In a letter to Dearie, Trump’s lawyers wrote that if details of how Trump declassified documents are divulged in that case, “the Special Master process will have forced the Plaintiff to fully and specifically disclose a defense to the merits of any subsequent indictment without such a requirement being evident in the District Court’s order.” During a hearing before Dearie upbraided Trump’s team for not offering any documented evidence that Trump declassified any documents, according to The New York Times. [firefly_poll] The Appellate Court touched on the same issue in its Wednesday ruling. “Plaintiff suggests that he may have declassified these documents when he was President. But the record contains no evidence that any of these records were declassified. And before the special master, Plaintiff resisted providing any evidence that he had declassified any of these documents,” the ruling said. The appeals court noted that “at least for these purposes, the declassification argument is a red herring because declassifying an official document would not change its content or render it personal. So even if we assumed that Plaintiff did declassify some or all of the documents, that would not explain why he has a personal interest in them.” The court said Trump cannot argue he would be damaged by the release of the documents because “permitting the United States to retain the documents does not suggest that they will be released; indeed, a purpose of the United States’s efforts in investigating the recovered classified documents is to limit unauthorized disclosure of the information they contain.” [ic_related] The court said that the Justice Department made a better case than Trump’s attorneys over giving investigators access to whatever they want, noting that it would be “difficult, if not impossible” for the Justice Department to determine critical facts about the impact of those documents if “investigators are not permitted to review the seized classified materials.” “The United States argues that the district court likely erred in exercising its jurisdiction to enjoin the United States’s use of the classified records in its criminal investigation and to require the United States to submit the marked classified documents to a special master for review. We agree,” the court ruled. This article appeared originally on The Western Journal.

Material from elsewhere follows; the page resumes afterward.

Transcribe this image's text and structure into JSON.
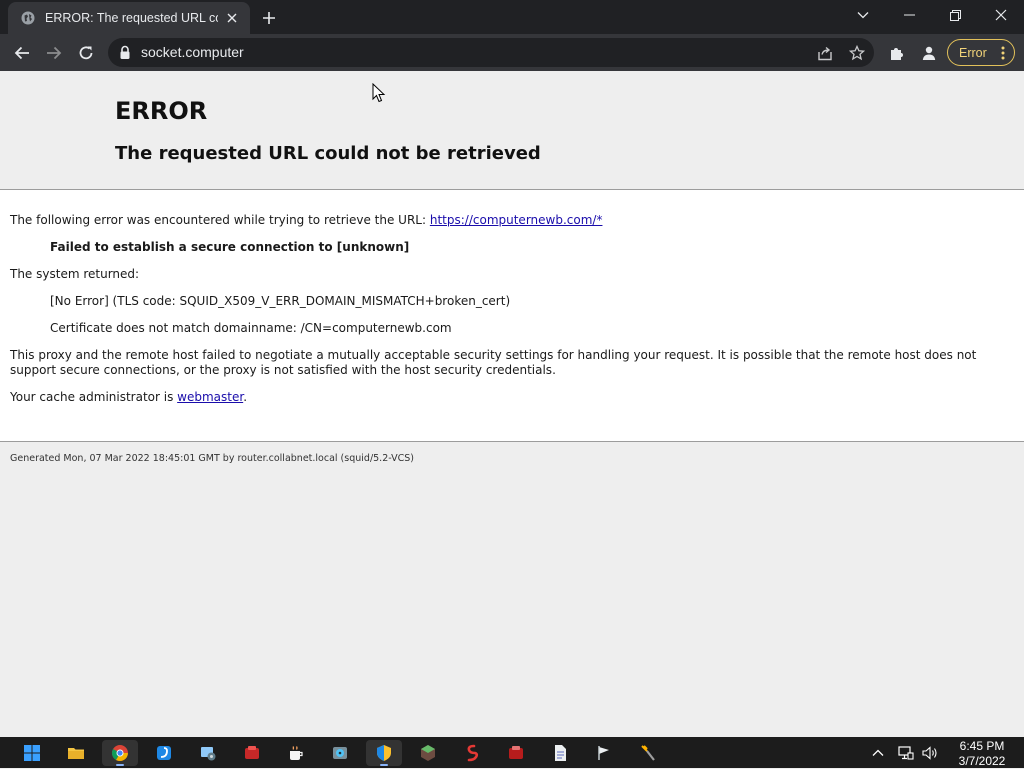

• Donald Trump on Hannity — 9/21/2022 • “If you’re the president of the United States, you could declassify just by saying, ‘It’s declassified’… even by thinking about it…” [27-33] •pic.twitter.com/574aCZ4ejM— RW (@Rob_AirOne) September 22, 2022